Report every line below that has the string "title" in it.

*** DATA FOR THE TASK ***

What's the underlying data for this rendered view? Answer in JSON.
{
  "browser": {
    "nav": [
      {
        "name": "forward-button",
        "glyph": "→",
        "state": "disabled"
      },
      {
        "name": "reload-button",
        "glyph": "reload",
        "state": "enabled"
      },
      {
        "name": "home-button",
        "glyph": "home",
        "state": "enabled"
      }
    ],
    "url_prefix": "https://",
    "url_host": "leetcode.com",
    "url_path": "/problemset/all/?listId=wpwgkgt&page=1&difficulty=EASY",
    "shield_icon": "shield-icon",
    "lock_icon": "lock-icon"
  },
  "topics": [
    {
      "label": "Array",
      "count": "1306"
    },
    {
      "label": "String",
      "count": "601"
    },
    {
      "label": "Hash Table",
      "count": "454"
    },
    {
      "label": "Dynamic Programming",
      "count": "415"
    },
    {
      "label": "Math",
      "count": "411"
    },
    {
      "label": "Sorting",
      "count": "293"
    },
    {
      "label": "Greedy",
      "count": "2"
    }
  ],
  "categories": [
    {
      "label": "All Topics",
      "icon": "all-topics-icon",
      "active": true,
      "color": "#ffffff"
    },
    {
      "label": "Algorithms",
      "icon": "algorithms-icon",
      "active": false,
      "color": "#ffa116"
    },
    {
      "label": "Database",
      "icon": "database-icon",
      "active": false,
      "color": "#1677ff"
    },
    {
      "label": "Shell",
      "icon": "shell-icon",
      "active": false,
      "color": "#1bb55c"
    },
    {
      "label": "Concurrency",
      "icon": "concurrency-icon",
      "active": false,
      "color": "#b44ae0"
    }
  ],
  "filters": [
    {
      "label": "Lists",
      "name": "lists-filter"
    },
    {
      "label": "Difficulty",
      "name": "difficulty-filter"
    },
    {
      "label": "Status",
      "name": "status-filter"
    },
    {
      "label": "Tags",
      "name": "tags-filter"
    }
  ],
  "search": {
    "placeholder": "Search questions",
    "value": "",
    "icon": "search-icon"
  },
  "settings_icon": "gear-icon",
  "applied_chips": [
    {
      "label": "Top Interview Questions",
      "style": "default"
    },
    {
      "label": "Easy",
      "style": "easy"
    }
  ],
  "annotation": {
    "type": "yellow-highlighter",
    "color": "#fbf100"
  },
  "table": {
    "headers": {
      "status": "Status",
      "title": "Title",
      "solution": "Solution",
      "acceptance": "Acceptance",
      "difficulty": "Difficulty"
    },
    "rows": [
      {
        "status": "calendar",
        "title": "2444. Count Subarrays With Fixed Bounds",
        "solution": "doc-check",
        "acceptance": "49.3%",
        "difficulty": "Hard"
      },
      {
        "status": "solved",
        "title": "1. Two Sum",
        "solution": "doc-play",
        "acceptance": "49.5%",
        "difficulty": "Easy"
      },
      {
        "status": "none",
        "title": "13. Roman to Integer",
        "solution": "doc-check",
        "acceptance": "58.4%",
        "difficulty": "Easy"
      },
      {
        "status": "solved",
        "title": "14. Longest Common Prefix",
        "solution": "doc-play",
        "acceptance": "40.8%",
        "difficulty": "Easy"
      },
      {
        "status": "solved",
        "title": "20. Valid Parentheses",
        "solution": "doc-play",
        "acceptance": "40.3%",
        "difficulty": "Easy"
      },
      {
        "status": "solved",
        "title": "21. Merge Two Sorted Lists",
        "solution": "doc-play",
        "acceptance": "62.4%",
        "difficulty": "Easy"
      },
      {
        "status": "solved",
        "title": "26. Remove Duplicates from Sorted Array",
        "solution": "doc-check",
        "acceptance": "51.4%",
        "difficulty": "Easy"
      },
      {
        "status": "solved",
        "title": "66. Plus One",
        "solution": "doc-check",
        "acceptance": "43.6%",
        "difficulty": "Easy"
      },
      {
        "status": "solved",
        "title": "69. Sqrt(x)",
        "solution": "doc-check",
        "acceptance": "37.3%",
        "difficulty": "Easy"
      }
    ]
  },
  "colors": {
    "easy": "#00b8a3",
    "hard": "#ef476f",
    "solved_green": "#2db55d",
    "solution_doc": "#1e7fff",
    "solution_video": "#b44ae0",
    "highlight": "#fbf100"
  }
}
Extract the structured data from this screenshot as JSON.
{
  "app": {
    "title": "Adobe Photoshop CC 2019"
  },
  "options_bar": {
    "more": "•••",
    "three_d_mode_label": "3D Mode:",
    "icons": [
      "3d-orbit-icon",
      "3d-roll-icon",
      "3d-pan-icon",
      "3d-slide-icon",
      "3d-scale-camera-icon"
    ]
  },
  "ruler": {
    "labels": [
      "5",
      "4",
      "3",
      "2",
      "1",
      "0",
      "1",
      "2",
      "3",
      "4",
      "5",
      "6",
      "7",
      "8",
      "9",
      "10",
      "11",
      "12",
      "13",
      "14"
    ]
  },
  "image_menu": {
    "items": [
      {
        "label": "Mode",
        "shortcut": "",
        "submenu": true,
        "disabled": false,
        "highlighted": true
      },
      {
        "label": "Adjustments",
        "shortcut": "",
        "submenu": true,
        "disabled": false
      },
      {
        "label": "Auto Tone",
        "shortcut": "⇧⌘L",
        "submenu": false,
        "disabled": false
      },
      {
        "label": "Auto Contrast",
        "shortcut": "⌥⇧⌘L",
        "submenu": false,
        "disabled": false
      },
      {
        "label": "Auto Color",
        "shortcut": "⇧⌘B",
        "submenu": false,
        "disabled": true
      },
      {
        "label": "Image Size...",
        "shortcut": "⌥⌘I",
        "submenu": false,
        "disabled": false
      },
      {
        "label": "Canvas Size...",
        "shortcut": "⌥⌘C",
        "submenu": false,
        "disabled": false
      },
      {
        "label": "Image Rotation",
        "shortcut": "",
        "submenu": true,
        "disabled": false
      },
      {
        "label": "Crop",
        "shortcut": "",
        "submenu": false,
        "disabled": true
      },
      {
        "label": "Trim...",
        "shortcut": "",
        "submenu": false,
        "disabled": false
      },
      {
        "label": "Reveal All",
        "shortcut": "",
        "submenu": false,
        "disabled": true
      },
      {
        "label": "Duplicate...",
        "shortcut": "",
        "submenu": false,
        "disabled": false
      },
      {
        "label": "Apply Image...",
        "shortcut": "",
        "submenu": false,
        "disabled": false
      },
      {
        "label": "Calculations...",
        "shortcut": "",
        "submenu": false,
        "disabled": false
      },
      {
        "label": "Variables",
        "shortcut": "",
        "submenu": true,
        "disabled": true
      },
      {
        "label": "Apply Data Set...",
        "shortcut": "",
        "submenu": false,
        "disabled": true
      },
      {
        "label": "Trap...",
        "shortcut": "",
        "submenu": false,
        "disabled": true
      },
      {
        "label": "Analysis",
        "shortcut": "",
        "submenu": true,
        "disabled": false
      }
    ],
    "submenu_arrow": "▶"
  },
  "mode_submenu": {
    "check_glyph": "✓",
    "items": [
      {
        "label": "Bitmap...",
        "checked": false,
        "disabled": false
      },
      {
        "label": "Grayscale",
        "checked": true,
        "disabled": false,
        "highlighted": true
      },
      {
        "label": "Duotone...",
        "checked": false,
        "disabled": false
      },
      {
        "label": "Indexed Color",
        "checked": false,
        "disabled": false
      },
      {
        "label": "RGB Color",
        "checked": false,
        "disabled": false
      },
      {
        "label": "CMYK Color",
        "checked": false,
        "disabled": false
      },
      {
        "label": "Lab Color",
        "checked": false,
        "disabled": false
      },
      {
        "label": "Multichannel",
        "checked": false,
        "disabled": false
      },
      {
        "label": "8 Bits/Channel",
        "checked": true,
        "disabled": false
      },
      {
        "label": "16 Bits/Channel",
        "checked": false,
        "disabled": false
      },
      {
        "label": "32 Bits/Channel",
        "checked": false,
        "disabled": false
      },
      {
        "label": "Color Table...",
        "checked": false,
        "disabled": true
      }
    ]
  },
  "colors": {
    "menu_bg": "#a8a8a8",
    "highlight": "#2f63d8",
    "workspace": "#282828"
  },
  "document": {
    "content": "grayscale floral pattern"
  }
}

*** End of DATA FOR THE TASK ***

> OUTPUT BELOW:
      "title": "Title",
        "title": "2444. Count Subarrays With Fixed Bounds",
        "title": "1. Two Sum",
        "title": "13. Roman to Integer",
        "title": "14. Longest Common Prefix",
        "title": "20. Valid Parentheses",
        "title": "21. Merge Two Sorted Lists",
        "title": "26. Remove Duplicates from Sorted Array",
        "title": "66. Plus One",
        "title": "69. Sqrt(x)",
    "title": "Adobe Photoshop CC 2019"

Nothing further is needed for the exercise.